VSU has been fortunate to have passionate professors who really do show that they love what they do. Notably, Dr. Mark Grozsos, an online professor here at Valdosta State University, has been gracious enough to inform us on about the positive experience he had teaching online this summer.
Mark Groszos grew up in Naperville, IL, near Chicago, but lived in Tallahassee, FL for 35 years. His undergraduate degree was from Eastern Illinois University where he obtained a Bachelors in Science in Technology. He then went on to further his education at Florida State University where he gained his PhD in Geology. After some years he then came to create an online version of our regular geologic hazards class (Our Hazardous Earth), where he manages about 40 students per semester. The reason he stands out to our department here at VSU is because he has demonstrated effective strategies and techniques that actively engage his students in the learning process.
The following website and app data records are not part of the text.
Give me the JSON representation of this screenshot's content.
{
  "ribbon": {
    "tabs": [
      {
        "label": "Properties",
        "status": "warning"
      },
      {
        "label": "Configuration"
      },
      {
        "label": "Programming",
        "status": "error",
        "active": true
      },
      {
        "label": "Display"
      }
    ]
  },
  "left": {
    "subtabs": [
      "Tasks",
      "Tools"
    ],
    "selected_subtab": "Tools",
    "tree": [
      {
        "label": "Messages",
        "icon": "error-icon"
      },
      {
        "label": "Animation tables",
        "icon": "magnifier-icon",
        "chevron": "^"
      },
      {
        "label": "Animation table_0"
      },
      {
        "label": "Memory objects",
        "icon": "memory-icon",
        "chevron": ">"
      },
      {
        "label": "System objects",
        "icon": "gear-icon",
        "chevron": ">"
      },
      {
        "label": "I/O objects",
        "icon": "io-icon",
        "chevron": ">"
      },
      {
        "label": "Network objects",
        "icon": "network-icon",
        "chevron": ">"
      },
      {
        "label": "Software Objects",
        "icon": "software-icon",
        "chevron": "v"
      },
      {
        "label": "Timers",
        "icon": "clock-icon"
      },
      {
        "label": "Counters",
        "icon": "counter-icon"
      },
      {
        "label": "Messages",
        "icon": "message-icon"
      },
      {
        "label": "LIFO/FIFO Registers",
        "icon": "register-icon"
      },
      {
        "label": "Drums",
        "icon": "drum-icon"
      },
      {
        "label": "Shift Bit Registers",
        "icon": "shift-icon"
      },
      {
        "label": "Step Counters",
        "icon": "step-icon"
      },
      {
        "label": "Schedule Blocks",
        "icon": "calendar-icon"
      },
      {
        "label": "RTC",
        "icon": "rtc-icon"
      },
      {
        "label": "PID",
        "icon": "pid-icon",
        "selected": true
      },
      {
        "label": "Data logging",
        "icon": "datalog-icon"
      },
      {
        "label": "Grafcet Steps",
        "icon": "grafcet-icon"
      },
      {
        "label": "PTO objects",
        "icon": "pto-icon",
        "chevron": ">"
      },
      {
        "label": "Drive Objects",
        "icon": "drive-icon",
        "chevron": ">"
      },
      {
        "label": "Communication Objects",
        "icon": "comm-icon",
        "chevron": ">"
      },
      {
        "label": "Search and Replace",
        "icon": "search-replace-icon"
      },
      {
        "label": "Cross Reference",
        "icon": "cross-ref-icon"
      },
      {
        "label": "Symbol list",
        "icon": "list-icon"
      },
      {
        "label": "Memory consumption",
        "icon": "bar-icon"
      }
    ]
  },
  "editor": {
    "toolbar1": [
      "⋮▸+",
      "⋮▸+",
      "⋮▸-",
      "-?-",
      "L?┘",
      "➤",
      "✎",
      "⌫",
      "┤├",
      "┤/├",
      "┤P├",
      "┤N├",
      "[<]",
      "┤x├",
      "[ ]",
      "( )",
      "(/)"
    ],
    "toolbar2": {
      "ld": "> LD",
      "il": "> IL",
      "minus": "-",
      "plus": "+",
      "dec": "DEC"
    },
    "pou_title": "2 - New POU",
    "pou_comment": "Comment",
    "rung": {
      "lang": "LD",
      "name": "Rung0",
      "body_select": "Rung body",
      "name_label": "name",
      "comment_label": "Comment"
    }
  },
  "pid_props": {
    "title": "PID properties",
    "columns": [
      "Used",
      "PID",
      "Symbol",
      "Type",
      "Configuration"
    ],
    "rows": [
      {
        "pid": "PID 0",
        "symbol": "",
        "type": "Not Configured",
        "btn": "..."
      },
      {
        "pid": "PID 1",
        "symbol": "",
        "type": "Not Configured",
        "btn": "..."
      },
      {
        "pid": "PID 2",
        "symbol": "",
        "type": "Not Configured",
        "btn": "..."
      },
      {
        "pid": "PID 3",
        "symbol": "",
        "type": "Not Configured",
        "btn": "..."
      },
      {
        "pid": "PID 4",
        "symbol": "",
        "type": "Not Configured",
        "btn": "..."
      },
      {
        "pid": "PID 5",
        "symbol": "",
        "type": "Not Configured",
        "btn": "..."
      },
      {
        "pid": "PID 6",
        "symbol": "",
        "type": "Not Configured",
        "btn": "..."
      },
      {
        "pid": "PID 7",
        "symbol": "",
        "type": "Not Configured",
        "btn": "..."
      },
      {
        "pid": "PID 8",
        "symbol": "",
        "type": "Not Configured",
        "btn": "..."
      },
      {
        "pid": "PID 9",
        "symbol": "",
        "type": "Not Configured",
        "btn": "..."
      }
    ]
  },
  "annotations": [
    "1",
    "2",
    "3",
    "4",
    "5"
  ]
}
The subjects Dr. Groszos covers in class are universally popular. He has his students participate in online discussions of current hazards events like earthquakes and tsunamis around the glob as they occur. These discussions range from technical aspects like magnitude and intensity to more emotional issues like casualties and damage.
“Additionally, I’ve found that most students come into this class with a good base-level understanding of the subject. Almost everyone watches a natural disaster documentary now and then. What this class adds is an understanding of why these events happen and to a lesser degree what the risk is for these events in any specific area. I also focus on topics like how to prepare for a hazard event and what to do if one happens.”
He also has his students watch documentaries on various natural hazards and then write “movie reviews” about the documentary.
“I try to get the students to notice things like technical errors and efforts by the director to sensationalize the event. Some of the reviews are just flat out excellent.”
“Have you talked with your professor yet?” is a favorite question academic advisors ask their students. More often than not, students tell their advisors that they have not engaged their online teachers in meaningful conversations outside the “online-classroom”. They say that with being an online student, the relationship between student and professor is usually a little bit more challenging as the lessons are not face-to-face. This is a tough one for most online professors, but Dr. Groszos has this sense of connection with his online students that lets them feel like they belong at the institution. “I do this course as a three-week long class usually during Maymester so it makes the course pace is very fast with assignments due every day. I develop relationships with as many of my students as I can that are willing.”
His students have made his experience here a positive one he says, “I think most of my students make a sincere effort to do well in the class. As a result, my interaction with my students is generally very positive.”